In the lives of all Christians, there is an inextricable link between faith and death. Death, in this regard, holds a particularly special place. Understandably, one must die to this world and be reborn spiritually to the next. As Christians, we accept the reality that Jesus actually overcame death. He died physically on the cross and rose again in order for us to access eternal life as a true gift of the Father. You see, this whole life, death, life thing can be confusing and, at times, certainly overwhelming, which is where faith comes in. Real faith requires an understanding that should affect your and my behavior. Life and death are part of a process, elements essential to spiritual eternity. For those without faith, the concept can seem a bit implausible. For those of us who claim faith in the reality of Jesus Christ, our facts are sometimes based, not on what we see, touch and understand. To the believer, life exists on many different levels. Death, by itself, is neither the end nor the beginning of anything. Life and death are the continuation of an existence that has always been here. Our living is, shall we say, a temporary form of eternal life. Faith, which comes upon each and every one of us at different times and in different ways, demands an intellectual, as well as a spiritual enlightenment, a leap of faith. If you believe in electricity, you believe when you turn a light switch on in the room you’re in, it will become illuminated.
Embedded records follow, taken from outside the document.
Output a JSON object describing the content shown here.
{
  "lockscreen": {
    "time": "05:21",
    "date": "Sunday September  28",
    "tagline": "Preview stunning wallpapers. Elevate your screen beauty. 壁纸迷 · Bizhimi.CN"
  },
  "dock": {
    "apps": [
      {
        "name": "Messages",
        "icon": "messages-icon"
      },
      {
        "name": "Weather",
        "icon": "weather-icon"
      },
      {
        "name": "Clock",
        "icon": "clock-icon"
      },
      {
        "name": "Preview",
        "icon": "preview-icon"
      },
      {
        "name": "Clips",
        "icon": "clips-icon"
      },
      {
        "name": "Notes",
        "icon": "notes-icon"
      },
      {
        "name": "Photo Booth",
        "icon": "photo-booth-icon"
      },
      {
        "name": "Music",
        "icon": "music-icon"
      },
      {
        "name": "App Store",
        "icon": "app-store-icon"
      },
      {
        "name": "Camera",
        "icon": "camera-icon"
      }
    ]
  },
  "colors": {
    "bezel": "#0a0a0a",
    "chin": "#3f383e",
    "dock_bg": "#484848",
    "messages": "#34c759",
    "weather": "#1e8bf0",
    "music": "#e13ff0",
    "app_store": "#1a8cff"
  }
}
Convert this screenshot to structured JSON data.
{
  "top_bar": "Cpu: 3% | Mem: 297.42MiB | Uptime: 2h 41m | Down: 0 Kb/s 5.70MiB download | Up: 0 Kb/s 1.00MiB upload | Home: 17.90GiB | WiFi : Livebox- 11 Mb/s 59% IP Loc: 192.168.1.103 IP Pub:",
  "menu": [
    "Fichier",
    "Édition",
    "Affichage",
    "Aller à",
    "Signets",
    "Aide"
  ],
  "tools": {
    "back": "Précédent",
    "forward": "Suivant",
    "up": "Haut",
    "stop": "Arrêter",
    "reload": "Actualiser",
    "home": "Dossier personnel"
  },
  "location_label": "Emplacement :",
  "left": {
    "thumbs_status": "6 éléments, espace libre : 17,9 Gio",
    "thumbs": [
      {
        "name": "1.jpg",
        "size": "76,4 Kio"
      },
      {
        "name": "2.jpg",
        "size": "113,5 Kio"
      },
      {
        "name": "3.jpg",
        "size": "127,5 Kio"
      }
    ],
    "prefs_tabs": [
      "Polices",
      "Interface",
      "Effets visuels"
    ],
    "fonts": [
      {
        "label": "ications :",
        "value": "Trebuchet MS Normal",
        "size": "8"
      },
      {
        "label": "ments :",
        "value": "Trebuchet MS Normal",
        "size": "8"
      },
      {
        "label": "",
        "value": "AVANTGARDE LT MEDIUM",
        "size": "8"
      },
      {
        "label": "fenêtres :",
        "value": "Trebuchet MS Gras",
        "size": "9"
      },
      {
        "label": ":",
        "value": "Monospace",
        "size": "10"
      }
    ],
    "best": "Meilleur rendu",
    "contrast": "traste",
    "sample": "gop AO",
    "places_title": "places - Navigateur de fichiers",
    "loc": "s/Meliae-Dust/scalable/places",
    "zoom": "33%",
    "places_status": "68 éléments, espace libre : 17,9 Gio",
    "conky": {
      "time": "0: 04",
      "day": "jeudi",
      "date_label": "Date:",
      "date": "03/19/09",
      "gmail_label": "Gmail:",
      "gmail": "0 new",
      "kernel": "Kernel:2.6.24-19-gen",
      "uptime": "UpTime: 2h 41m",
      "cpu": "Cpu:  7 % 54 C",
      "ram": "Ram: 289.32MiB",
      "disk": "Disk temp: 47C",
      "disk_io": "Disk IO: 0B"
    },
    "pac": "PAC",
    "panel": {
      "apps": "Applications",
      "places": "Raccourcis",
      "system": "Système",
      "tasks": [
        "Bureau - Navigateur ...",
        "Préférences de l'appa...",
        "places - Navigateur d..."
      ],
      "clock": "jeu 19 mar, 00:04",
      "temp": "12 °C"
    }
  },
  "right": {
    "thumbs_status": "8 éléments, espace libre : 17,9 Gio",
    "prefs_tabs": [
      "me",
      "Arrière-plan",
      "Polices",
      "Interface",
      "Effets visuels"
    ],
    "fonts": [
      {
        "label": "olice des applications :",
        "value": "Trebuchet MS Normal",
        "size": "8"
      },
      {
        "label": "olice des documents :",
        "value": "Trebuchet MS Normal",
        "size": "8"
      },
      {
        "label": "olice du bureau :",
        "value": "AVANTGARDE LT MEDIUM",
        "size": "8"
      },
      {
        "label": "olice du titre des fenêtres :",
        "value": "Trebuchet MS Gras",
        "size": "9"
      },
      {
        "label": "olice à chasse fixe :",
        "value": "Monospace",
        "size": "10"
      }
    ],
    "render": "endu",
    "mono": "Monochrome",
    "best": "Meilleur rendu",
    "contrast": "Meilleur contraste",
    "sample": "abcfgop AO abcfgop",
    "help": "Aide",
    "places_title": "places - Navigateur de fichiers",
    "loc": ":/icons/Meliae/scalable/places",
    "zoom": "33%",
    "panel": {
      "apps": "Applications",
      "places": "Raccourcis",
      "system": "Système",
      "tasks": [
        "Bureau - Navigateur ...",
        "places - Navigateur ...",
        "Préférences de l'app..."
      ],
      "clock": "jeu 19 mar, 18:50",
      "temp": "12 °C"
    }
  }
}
You act accordingly. If you don’t believe in electricity, light switches and light bulbs have a very different meaning for you. If you believe in Jesus Christ, your view of death is totally different from someone who doesn’t. That belief doesn’t make the transition from the physical realm any easier because death is still an unknown adventure. I bring this up because I am now at an age where I’m as likely to hear about the death of someone younger than me as I am someone older. I must say it has given me pause to ponder my own mortality in the face of my faith, which should be embracing my own mortality. We’re supposed to walk by faith and not by sight; to do so demands that we accept a perspective which acknowledges a ‘yet to be’ experienced consciousness that is the foundation of the life and death and life of Jesus Christ. The specter of my death cannot deter me from meeting each day, each person, each situation and circumstance anew and refreshed with the opportunity to experience my life again and again. I must continue my journey anew each and every day. I must accept my faith anew each and every day. What we go through everyday, including the pain and suffering as well as the joy and happiness is essential to the eternal cycle of life. Through faith, Christians believe all things are possible because God is certainly capable of accomplishing anything. That includes overcoming death. That includes our own immortality with Him. Hence, death is God’s business, as is life. Faith allows us to put it all in His hands. Therefore, my own death like those of my loved ones is but one step closer to God. In many cultures, worldly death is looked upon as a cause for celebration. This is, or certainly should be, the same with Christians. “Do not be afraid of what you are about to suffer. I tell you the devil will put some of you in prison to test you and you will suffer persecution for ten days. Be faithful even to the point of death, and I will give you the crown of life. He, who has an ear, let him hear what the Spirit says to the churches. He who overcomes shall not be hurt at all by the second death.” Revelation 2:10-11. May God bless and keep you always.

James, jaws@dallasweekly.com